Mallon attends local readings and is a staunch advocate of the city and its writing community. A few years back, he regaled a writers’ conference here with tales about DC’s past. Local writer and blogger Catherine Mayo calls Mallon “a gracious writer, both on and off the page.”
“There’s no place like New York,” he says. “I grew up there, and a part of me will always be there. But one of the great things about Washington is it’s still a city where the sky can be seen, a place where you can breathe. Things hang in the air here. Sometimes, when the writing is going well, you feel like you can still peel it all back. See things as they once were.”
Tim Wendel is the author of eight books. His latest is “High Heat: The Secret History of the Fastball and the Improbable Search for the Fastest Pitcher of All Time.”

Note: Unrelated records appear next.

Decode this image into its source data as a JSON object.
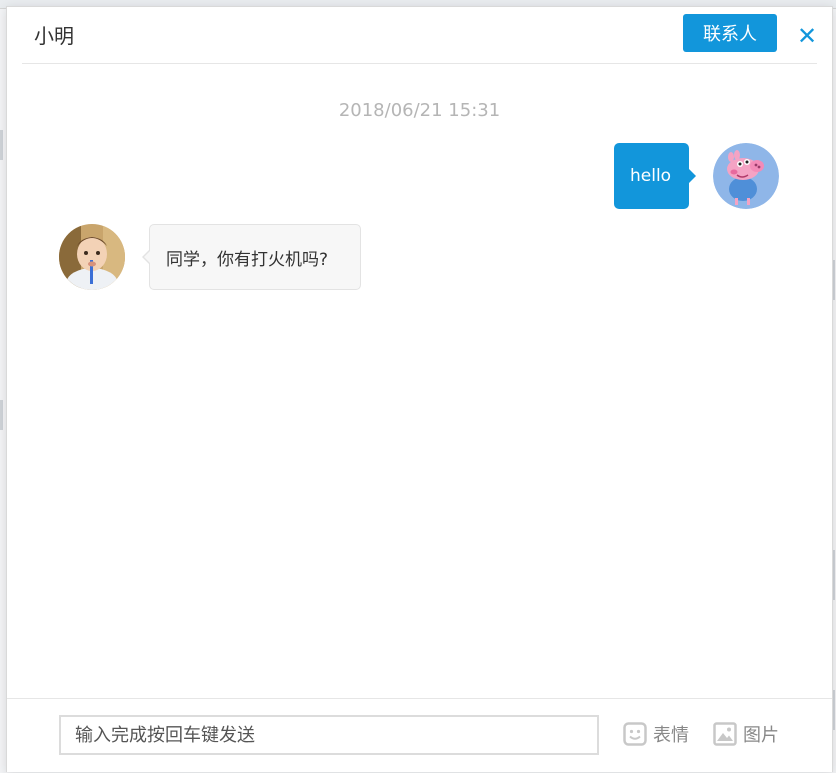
{
  "header": {
    "title": "小明",
    "contacts_label": "联系人",
    "close_symbol": "✕"
  },
  "conversation": {
    "timestamp": "2018/06/21 15:31",
    "messages": [
      {
        "side": "right",
        "text": "hello",
        "avatar": "peppa-pig-avatar"
      },
      {
        "side": "left",
        "text": "同学，你有打火机吗?",
        "avatar": "child-photo-avatar"
      }
    ]
  },
  "composer": {
    "input_placeholder": "输入完成按回车键发送",
    "input_value": "",
    "emoji_label": "表情",
    "image_label": "图片"
  },
  "colors": {
    "accent": "#1296db",
    "timestamp_text": "#b5b5b5",
    "incoming_bubble": "#f7f7f7"
  }
}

This article appears in the July 2010 issue of The Washingtonian.